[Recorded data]
Content starts
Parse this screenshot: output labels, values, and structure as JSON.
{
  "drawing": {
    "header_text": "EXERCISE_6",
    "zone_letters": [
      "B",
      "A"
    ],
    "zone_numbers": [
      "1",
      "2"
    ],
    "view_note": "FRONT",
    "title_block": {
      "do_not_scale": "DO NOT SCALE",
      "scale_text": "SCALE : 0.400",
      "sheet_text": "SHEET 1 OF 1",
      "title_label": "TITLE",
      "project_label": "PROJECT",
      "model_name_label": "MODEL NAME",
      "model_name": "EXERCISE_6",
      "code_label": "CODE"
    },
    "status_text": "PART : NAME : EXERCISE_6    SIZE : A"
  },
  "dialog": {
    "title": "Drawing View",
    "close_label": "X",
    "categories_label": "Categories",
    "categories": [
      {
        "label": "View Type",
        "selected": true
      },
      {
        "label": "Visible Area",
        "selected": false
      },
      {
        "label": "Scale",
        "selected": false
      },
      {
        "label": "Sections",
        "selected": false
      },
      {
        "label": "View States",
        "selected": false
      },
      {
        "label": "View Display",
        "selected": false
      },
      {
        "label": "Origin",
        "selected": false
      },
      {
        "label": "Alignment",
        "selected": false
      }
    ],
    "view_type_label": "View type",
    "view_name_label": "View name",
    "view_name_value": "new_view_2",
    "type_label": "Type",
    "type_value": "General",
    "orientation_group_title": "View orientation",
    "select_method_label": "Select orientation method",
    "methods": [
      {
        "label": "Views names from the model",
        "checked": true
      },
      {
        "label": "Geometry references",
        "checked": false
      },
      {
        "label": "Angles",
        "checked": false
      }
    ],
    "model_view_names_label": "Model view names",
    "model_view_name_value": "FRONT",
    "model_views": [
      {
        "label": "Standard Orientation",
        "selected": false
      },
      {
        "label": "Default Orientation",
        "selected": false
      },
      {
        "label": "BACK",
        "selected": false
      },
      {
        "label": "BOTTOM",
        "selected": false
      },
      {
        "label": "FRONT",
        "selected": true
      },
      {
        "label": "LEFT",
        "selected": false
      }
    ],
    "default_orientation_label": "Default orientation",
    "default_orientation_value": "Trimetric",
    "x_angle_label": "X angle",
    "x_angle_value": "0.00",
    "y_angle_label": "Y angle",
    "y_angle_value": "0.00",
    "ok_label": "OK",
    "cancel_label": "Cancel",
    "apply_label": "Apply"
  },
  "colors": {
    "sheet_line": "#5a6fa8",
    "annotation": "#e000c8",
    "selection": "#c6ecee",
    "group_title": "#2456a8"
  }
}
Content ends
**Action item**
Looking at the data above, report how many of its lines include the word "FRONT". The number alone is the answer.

**Expected answer**
3